Kristine Kathryn Rusch’s Diving into the Wreck is proving to be quite a hit. Portions of the novel had already garnered not one but two Asimov’s Readers Choice Awards before the book itself came out. And since Diving appeared, the novel is garnering numerous favorable comparisons to the best of sf film and television, in that it brings back a sense of action and adventure that Rusch herself feels is so often lacking in contemporary SF literature.

So I know quite a few of you will be as excited to learn as I am to announce that  we’ve just shaken hands on a sequel, City of Ruins, so that fans can follow the further adventures of Boss and her crew. The novel sees Boss dealing with the repercussions of events in Diving, and further expands the universe in which the novel takes place in all sorts of interesting ways.
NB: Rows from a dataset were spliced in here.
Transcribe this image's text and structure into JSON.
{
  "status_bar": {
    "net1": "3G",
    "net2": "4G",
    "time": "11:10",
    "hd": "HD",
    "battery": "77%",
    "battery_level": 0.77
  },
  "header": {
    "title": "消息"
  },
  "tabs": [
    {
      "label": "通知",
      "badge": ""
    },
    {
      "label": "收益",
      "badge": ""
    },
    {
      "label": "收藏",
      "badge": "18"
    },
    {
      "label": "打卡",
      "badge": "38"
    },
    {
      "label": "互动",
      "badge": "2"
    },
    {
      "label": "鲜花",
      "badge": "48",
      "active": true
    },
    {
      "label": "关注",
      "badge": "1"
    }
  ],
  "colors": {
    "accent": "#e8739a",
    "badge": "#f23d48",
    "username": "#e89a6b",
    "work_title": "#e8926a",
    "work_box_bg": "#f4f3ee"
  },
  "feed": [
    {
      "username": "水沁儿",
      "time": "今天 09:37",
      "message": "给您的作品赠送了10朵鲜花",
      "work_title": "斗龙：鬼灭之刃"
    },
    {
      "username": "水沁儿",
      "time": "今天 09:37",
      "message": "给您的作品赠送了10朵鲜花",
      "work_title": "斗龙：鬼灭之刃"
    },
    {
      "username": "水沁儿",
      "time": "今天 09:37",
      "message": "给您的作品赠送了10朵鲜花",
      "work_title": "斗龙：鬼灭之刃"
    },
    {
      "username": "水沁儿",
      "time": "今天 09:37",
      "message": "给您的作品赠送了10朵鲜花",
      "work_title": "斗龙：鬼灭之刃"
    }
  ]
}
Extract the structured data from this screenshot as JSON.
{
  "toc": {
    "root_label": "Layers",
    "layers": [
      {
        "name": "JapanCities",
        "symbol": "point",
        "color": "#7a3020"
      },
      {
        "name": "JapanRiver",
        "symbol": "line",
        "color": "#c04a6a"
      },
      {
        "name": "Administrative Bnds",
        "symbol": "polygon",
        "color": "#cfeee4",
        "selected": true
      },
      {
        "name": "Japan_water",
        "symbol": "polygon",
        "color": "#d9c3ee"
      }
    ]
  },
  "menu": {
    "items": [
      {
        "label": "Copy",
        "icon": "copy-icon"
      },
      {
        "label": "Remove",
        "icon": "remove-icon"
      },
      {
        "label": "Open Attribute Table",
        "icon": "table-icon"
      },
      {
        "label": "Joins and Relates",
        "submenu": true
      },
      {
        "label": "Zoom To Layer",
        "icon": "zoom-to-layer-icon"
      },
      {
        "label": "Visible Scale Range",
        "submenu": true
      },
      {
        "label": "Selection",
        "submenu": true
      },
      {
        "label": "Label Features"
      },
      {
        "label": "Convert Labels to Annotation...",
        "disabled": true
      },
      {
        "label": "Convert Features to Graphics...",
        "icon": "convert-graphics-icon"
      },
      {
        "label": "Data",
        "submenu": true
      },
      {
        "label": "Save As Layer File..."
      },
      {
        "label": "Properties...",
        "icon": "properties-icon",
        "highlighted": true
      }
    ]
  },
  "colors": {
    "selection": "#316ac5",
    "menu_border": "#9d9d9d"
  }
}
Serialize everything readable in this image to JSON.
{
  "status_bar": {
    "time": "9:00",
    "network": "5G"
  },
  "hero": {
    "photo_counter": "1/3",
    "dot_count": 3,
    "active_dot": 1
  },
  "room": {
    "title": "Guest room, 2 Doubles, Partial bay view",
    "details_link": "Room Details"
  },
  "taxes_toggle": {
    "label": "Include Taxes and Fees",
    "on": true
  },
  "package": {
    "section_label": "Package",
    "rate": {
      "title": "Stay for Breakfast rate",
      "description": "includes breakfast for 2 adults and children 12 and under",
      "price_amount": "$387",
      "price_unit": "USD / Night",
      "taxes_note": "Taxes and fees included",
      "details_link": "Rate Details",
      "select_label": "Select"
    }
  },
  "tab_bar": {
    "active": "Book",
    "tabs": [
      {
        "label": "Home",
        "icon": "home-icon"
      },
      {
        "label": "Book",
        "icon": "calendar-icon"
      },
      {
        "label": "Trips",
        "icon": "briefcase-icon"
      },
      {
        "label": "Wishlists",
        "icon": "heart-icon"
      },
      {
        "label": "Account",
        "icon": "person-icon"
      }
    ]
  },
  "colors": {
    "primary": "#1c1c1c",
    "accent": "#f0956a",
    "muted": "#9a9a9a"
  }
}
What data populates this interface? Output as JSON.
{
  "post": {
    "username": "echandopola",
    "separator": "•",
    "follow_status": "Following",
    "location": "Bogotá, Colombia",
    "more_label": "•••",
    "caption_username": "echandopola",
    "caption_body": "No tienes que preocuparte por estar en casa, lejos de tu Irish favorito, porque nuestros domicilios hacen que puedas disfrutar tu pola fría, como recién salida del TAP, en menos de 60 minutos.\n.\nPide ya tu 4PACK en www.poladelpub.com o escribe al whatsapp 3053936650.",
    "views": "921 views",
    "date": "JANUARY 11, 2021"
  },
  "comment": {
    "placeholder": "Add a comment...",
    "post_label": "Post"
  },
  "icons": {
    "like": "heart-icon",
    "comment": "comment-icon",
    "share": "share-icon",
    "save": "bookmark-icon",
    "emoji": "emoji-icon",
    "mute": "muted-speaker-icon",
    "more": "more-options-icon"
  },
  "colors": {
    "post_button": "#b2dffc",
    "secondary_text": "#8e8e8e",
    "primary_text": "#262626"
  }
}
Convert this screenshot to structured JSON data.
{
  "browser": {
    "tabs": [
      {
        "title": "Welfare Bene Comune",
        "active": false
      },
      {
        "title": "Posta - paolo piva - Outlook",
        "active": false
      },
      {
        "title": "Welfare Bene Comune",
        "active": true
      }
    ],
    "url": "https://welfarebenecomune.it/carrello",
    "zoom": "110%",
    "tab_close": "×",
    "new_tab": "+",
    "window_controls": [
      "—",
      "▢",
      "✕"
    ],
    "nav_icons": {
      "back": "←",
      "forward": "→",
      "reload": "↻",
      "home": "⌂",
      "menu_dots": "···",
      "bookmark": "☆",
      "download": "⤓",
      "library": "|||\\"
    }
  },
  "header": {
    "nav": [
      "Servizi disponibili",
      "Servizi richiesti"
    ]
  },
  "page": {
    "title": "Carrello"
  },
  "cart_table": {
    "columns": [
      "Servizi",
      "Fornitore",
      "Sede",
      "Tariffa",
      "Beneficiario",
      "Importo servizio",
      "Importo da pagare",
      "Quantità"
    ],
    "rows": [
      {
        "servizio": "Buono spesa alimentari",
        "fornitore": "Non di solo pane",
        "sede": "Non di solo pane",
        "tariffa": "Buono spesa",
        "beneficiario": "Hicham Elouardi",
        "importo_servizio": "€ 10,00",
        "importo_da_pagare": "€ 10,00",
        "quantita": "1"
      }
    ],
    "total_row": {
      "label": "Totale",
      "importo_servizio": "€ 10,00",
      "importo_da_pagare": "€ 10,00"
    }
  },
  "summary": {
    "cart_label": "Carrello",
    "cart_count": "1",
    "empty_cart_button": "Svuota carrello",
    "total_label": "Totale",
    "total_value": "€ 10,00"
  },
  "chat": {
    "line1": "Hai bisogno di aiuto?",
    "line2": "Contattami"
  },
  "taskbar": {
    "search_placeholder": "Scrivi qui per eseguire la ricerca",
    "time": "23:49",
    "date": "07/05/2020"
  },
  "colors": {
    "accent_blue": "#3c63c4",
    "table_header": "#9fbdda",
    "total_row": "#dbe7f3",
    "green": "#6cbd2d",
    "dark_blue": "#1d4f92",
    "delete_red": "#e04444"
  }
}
So, while I wait for Diving into the Wreck to arrive at my door (only a few days now), I thought I’d download Rusch’s short story set in the same universe, entitled The Spires of Denon to hold me over. You can obtain the short story from Scribd as a .pdf download for $1.99 in the case you can’t track down the Asimov’s Science Fiction Anthology (#400) in which it originally appeared.

On my way to print it out as soon as I submit this, and looking forward to some happy reading in the days to come.


Uncharted 2: Among Thieves (PS3)

February 8, 2010

Pardon my diverging off-topic for a few moments but I just finished Uncharted 2: Among Thieves yesterday afternoon and wanted to take a few moments to “yack” about it. Like a great page turner Uncharted 2 just doesn’t let up  and it only gets better and better as the story progresses. In it, we follow explorer Nathan Drake, Elena Fisher, Victor “Sully” Sullivan and a few new faces as they attempt to ‘save the world’ from a madman bent on becoming the next Genghis Khan through the power of an ancient city — the doors of which that can only be unlocked by an artifact in Drake’s possession. The action is intense, the gun play is a blast, particularly with the ingenious level designs, and if that wasn’t enough then certainly the  fascinating characters and oddball dialogue serve as the added icing on the cake.

Honestly, it was so good that I’m going to have to fire it up all over again on one of the more difficult settings just to experience it all over again (something I rarely have the time and interest to do), especially the gun play and level designs. I’ll also have to hop online a little more now that I’ve finished the single player storyline as the online multi-player is awfully fun in its own right. The game really does remind me of some of the more entertaining times I’ve had when reading a good book and I thought I’d share that on the blog in case any of y’all haven’t played it yet and have the opportunity (and a PS3).

It’s funny, my wife was so cute as I was fighting the final boss. Not a big gamer by any means she couldn’t help but look up from what she was doing in the other room to yell “run, run!” “shoot him!” “ack! get out of there!” and finally, “yea!” Definitely pulled her in for a few moments there and I thought that served as a nice way of illustrating how immersive Uncharted 2 really is.

See you in Shambala!


Quote the Raven

February 7, 2010

Just when we think we know it all…

All scholarship, like all science, is an ongoing, open-ended discussion in which all conclusions are tentative forever, the principal value and charm of the game being the discovery of the totally unexpected.